┌─ Supplied data

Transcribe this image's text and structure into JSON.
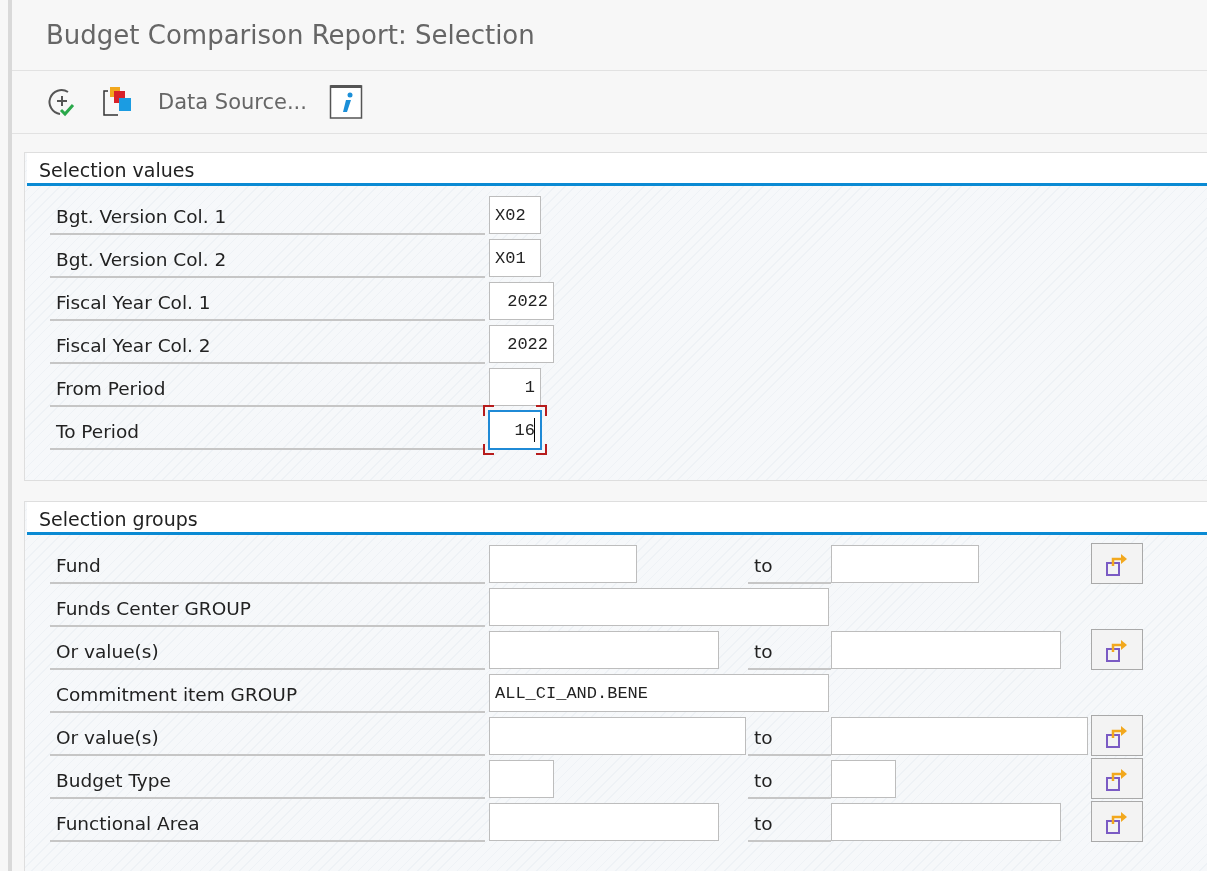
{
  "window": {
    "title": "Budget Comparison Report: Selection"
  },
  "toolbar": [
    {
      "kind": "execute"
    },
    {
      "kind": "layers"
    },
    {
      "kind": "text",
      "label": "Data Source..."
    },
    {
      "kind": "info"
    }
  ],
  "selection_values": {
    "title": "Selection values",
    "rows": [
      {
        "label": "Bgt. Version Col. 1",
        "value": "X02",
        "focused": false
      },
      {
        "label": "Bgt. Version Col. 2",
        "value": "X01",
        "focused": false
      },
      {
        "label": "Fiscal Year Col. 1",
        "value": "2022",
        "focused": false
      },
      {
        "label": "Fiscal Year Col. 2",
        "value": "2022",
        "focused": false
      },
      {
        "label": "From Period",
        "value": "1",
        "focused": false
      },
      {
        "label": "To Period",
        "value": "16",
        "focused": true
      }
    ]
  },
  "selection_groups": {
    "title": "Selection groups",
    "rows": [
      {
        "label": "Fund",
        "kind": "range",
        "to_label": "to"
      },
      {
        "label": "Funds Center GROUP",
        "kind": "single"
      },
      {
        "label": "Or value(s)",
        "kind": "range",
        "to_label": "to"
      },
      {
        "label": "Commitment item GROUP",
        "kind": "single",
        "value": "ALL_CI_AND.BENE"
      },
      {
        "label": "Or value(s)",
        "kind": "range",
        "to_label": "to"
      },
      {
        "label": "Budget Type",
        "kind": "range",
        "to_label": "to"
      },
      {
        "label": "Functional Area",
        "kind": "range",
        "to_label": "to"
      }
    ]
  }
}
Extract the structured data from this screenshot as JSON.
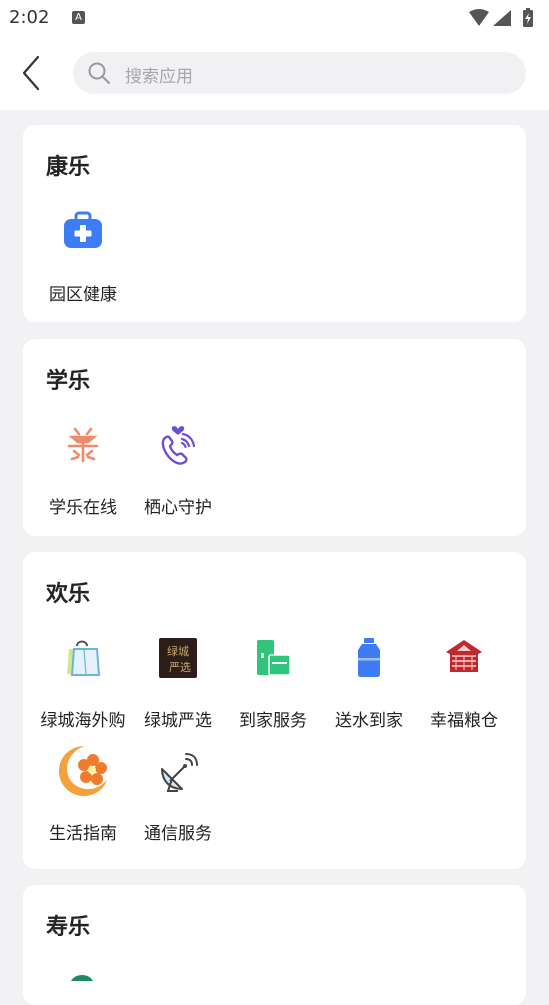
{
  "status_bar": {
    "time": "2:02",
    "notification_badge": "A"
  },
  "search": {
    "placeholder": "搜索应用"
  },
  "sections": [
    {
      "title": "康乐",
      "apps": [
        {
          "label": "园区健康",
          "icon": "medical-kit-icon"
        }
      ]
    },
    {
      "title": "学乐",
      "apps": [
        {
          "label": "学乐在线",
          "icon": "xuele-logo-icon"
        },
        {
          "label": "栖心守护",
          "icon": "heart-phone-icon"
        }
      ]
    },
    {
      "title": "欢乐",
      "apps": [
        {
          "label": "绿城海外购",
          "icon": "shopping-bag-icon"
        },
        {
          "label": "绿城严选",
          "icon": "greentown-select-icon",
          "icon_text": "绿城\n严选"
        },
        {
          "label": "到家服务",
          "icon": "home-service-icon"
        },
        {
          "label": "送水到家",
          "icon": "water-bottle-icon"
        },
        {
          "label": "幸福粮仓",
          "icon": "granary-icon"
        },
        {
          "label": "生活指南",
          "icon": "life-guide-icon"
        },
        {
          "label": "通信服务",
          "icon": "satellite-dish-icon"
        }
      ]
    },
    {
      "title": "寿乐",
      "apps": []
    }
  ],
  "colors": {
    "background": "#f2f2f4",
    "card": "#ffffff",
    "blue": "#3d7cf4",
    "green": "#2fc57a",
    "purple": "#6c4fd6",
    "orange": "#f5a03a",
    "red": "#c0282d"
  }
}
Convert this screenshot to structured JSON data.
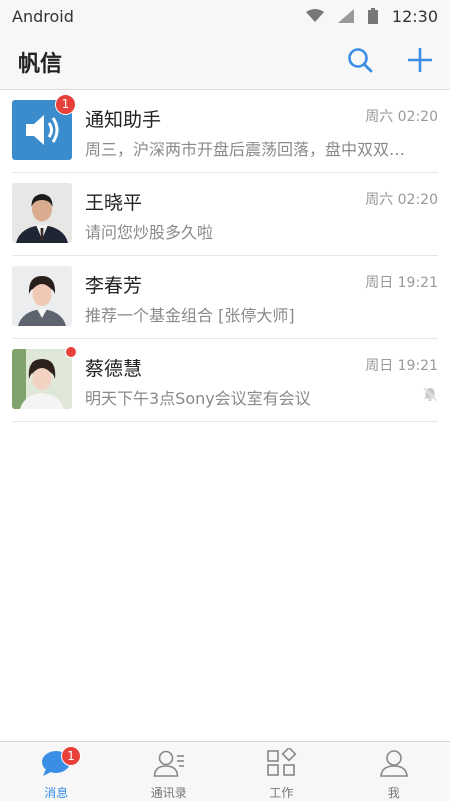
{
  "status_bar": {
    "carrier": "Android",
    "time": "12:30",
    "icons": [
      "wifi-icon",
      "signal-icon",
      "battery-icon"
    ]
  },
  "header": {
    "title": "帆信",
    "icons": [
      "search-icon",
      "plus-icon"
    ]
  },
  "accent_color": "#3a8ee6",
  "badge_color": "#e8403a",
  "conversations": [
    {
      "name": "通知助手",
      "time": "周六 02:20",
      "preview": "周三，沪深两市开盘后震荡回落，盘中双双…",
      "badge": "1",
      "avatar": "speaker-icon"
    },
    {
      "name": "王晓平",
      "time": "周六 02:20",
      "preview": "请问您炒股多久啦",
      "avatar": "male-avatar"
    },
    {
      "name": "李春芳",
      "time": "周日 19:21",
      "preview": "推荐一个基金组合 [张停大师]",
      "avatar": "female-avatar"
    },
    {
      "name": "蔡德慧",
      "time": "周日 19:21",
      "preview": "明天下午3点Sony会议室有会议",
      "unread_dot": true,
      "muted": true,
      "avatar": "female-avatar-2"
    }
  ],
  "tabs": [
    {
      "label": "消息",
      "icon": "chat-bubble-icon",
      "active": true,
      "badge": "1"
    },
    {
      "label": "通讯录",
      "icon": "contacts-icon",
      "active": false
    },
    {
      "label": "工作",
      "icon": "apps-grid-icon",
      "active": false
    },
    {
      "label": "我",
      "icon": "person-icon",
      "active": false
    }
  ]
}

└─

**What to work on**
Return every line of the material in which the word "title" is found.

**Output of the task**
    "title": "Budget Comparison Report: Selection"
    "title": "Selection values",
    "title": "Selection groups",
      "title": "康乐",
      "title": "学乐",
      "title": "欢乐",
      "title": "寿乐",
    "title": "帆信",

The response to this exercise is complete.